Multi-Pronged Model for Managing Asthma in Preschoolers Leads to a Dramatic Drop in Emergency Room Visits and Hospitalizations
Nearly one in eleven (8.6%) preschool children in the U.S. has been diagnosed with asthma and in some inner city neighborhoods, the figure is closer to one in seven. But, few asthma management programs are designed for parents of preschool children.
The Asthma Basics for Children (ABC) program, established by Columbia University’s Mailman School of Public Health and a coalition of community service organizations, educators, parenting programs, and community pediatric providers, addressed this need with a multi-layered approach that offers educational activities to parents and children in 31 Northern Manhattan daycare centers as well as training to community pediatric providers.
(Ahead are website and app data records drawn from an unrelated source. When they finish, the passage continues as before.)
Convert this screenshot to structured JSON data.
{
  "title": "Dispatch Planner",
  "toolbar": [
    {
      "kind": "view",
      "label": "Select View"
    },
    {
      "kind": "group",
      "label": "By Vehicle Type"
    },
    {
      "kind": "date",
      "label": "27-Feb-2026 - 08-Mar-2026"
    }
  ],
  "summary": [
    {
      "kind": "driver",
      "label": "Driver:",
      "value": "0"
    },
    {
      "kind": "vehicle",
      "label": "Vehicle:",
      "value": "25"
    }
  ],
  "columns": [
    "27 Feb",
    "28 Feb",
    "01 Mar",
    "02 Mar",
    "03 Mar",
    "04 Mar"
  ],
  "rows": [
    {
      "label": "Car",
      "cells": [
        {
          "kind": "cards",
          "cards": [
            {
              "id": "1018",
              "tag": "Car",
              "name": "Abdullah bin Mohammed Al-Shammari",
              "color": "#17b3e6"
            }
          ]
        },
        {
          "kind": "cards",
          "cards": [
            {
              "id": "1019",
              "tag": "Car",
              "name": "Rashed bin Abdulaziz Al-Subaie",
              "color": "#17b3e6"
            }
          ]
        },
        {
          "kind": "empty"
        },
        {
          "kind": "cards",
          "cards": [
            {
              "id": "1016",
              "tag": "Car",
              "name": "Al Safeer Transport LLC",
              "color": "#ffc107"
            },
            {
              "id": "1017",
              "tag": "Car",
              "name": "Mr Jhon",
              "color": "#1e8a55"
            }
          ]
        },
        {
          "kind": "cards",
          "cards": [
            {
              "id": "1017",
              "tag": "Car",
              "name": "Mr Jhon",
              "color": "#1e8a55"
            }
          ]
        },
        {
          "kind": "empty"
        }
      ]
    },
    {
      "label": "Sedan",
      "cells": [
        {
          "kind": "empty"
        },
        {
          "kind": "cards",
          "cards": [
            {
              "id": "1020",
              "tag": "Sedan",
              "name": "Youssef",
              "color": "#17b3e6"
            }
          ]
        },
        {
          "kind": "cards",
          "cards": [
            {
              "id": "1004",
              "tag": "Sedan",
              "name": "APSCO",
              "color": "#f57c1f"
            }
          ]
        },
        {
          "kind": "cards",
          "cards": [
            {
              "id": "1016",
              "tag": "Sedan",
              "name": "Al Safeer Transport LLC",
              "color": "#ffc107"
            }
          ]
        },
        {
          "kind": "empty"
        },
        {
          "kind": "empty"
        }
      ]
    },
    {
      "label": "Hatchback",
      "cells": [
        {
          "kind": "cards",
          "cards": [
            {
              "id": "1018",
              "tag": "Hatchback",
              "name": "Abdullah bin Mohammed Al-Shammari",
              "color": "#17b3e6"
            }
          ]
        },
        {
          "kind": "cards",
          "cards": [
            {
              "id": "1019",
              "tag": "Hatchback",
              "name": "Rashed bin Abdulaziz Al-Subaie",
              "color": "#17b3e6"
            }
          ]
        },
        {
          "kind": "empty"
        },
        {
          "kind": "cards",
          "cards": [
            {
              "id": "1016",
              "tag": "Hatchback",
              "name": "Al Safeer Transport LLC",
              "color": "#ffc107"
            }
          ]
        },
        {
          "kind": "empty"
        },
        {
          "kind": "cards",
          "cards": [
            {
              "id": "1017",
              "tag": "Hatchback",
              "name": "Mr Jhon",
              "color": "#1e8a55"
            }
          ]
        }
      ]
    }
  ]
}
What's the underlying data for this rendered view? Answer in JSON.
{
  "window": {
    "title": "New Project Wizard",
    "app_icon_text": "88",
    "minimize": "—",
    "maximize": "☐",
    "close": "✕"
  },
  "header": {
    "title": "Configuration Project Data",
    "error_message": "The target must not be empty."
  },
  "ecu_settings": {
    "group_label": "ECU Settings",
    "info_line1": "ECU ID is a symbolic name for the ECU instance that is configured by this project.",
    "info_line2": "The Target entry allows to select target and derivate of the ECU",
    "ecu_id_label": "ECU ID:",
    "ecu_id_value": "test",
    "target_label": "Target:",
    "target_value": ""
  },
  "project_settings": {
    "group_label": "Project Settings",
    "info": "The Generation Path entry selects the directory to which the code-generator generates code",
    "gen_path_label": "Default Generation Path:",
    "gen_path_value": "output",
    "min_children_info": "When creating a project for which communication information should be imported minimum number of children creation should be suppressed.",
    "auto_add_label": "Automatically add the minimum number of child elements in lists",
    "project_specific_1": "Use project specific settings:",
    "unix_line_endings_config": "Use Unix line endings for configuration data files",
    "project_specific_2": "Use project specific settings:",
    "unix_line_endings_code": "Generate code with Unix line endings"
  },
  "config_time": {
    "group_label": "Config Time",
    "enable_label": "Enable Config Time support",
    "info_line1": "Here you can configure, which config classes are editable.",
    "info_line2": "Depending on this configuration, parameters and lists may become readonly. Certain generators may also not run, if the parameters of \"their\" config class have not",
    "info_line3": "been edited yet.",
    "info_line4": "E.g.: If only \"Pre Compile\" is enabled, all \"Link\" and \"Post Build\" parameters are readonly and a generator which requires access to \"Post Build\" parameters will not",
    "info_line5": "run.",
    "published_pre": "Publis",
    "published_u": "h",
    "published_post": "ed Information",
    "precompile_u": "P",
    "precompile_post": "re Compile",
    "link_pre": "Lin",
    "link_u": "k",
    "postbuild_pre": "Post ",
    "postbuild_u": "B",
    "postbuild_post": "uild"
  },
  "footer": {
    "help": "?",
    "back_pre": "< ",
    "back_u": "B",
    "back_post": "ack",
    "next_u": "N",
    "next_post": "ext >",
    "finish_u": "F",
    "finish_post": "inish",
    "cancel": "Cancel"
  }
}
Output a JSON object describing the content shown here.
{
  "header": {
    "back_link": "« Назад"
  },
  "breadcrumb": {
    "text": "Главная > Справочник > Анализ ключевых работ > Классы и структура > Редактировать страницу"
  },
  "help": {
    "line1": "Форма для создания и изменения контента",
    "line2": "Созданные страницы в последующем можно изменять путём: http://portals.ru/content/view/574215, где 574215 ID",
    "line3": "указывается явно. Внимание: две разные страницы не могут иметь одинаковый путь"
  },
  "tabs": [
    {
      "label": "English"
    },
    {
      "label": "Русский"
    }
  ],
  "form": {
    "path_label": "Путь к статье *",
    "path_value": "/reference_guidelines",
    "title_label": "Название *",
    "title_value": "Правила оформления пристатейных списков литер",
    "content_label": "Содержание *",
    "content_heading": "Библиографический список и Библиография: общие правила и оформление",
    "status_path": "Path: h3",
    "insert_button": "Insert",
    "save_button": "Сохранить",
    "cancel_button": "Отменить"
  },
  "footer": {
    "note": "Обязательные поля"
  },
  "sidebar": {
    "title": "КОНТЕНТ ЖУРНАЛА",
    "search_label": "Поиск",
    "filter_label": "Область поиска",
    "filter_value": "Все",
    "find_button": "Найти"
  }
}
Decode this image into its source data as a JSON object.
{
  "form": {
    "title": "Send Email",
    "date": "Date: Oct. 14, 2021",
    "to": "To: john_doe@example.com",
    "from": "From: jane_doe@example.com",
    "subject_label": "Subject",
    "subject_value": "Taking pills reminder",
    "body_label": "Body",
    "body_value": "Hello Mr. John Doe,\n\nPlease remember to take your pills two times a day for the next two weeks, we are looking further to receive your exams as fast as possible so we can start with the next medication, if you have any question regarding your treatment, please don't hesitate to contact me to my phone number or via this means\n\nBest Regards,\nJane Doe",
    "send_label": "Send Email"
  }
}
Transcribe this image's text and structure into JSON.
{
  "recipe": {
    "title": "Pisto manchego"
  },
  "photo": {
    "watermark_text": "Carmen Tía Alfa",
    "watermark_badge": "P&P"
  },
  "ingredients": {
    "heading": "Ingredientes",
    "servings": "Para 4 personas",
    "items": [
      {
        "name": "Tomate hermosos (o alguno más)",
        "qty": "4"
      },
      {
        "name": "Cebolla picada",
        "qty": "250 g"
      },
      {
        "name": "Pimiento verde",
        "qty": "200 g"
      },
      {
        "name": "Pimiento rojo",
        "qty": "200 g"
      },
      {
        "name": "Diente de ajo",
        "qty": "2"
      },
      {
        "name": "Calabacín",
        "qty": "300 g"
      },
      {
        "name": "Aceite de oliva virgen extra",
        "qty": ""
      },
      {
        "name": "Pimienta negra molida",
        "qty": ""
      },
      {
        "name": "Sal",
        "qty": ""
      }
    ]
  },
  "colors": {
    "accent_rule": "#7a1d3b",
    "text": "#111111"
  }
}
Following participation in the program, 85% percent of parents reported reducing their child’s asthma triggers. The percent of children with asthma-related visits to emergency departments declined sharply from 74% to 47%, as did asthma-related hospitalizations, dropping from 24% to 11%.
Full study findings are published in the February 2011 Journal of Urban Health.
The ABC Program provided multiple opportunities for parents to learn about asthma signs and triggers in health units at the daycare centers. The multi-level intervention involved social workers, peer counselors and trained health educators, as in other community-based asthma coalitions ; but also promoted parent participation by offering flexible workshop scheduling; reinforcing messages to parents through daycare center activities for their children; and adding a provider-education component to improve communication between parents and providers. The Columbia researchers found that parent participation rates in the study exceeded rates found in most other preschool or school-based asthma programs.
“Although emergency room visits and hospitalization rates for this age group are more than twice that of older children with asthma, until we developed the ABC model, only a handful of programs had been designed to promote better asthma management by their parents,” said Sally E. Findley, PhD, first author on the pap